> TASK:
Looking at the data below, state how many lines contain "name". No other words are wanted.

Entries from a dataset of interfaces
——————

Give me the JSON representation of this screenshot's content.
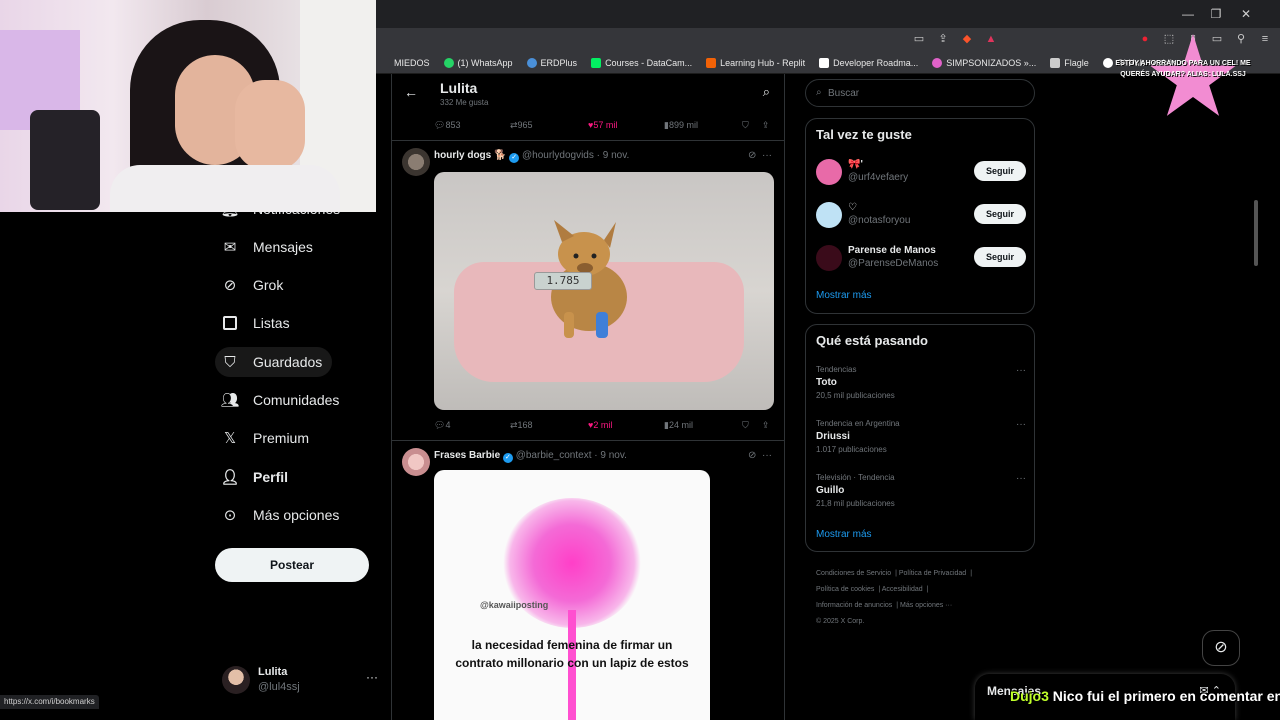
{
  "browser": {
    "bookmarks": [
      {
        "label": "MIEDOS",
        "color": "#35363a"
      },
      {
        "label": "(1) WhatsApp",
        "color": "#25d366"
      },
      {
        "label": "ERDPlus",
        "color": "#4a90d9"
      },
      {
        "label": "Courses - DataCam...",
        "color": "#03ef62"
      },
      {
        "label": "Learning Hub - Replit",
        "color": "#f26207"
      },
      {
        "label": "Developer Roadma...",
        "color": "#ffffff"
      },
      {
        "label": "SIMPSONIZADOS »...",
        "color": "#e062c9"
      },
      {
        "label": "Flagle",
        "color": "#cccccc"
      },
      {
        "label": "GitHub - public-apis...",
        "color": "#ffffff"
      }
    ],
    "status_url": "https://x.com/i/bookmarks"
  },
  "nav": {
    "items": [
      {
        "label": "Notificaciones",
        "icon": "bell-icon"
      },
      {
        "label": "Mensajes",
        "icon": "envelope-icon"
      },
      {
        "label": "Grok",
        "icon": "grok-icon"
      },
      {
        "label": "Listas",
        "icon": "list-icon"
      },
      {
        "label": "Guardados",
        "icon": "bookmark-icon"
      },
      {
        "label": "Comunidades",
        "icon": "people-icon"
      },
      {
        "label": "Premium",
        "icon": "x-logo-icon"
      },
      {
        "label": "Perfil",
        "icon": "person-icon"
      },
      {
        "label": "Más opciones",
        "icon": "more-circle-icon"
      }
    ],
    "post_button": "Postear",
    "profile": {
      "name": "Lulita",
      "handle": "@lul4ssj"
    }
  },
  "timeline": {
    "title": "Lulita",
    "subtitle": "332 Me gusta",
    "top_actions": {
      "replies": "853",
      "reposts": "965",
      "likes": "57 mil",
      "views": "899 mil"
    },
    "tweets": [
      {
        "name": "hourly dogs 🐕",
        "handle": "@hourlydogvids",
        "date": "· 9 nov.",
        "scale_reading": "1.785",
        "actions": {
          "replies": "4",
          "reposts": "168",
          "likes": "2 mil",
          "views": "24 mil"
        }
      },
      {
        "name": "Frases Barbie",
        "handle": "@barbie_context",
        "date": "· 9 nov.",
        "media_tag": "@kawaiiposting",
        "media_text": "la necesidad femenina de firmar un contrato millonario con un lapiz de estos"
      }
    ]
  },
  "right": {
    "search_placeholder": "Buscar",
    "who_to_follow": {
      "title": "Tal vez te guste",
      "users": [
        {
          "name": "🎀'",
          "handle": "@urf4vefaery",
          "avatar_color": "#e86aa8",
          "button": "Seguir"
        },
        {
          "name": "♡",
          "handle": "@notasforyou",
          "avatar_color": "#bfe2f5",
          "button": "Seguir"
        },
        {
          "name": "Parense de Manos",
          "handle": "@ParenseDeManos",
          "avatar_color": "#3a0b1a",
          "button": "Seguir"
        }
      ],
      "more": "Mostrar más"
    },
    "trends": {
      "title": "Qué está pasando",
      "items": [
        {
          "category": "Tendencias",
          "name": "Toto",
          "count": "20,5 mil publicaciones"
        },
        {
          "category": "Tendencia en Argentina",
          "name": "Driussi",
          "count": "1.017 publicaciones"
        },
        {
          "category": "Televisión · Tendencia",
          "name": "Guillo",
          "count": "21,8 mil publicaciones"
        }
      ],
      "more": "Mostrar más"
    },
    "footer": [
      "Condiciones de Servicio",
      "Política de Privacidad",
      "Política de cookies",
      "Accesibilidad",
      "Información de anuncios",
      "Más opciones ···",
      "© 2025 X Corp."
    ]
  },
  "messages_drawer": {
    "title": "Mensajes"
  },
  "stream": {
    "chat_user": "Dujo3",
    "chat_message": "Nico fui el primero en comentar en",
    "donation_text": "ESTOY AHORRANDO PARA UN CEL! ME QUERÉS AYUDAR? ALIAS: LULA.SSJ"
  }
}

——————

> RESULT:
9